● AIM OF THE TASK
After locating the line with "Convert this screenshot", reproduce that line and every one following it exactly, up to the end of the entries.

● Data about app and page elements
__________
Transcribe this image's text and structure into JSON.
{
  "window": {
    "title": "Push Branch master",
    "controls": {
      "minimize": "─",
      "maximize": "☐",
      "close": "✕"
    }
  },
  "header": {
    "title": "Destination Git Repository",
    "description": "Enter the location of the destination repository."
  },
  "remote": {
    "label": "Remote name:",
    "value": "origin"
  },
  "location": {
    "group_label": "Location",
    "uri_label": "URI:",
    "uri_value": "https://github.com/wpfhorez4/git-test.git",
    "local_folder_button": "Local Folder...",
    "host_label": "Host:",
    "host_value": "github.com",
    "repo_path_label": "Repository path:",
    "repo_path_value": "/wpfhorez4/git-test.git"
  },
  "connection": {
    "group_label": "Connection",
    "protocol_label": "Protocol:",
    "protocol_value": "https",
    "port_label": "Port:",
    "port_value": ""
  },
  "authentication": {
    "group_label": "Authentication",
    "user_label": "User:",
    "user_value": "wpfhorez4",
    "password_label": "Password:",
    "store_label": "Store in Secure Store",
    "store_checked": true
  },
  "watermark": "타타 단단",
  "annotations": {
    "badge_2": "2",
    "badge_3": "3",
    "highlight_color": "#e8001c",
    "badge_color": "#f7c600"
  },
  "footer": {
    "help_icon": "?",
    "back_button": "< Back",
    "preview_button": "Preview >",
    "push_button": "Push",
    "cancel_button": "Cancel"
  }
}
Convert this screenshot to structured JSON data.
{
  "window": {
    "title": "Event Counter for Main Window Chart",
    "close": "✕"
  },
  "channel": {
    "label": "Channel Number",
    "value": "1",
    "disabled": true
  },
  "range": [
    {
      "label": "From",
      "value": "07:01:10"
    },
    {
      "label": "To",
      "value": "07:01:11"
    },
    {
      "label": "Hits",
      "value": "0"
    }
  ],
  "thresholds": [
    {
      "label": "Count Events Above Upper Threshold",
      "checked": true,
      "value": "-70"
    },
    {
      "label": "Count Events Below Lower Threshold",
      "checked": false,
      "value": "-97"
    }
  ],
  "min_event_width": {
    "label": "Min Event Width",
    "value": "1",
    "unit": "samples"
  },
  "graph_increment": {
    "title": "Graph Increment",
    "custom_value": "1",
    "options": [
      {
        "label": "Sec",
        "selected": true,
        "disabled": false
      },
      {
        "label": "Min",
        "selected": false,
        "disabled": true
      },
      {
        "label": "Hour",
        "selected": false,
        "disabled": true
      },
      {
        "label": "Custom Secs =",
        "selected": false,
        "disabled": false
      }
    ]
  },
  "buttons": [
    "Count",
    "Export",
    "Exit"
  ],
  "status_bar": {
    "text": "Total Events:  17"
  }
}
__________
● PROBLEM SOLUTION
Convert this screenshot to structured JSON data.
{
  "window": {
    "title": "Event Counter for Main Window Chart",
    "close": "✕"
  },
  "channel": {
    "label": "Channel Number",
    "value": "1",
    "disabled": true
  },
  "range": [
    {
      "label": "From",
      "value": "07:01:10"
    },
    {
      "label": "To",
      "value": "07:01:11"
    },
    {
      "label": "Hits",
      "value": "0"
    }
  ],
  "thresholds": [
    {
      "label": "Count Events Above Upper Threshold",
      "checked": true,
      "value": "-70"
    },
    {
      "label": "Count Events Below Lower Threshold",
      "checked": false,
      "value": "-97"
    }
  ],
  "min_event_width": {
    "label": "Min Event Width",
    "value": "1",
    "unit": "samples"
  },
  "graph_increment": {
    "title": "Graph Increment",
    "custom_value": "1",
    "options": [
      {
        "label": "Sec",
        "selected": true,
        "disabled": false
      },
      {
        "label": "Min",
        "selected": false,
        "disabled": true
      },
      {
        "label": "Hour",
        "selected": false,
        "disabled": true
      },
      {
        "label": "Custom Secs =",
        "selected": false,
        "disabled": false
      }
    ]
  },
  "buttons": [
    "Count",
    "Export",
    "Exit"
  ],
  "status_bar": {
    "text": "Total Events:  17"
  }
}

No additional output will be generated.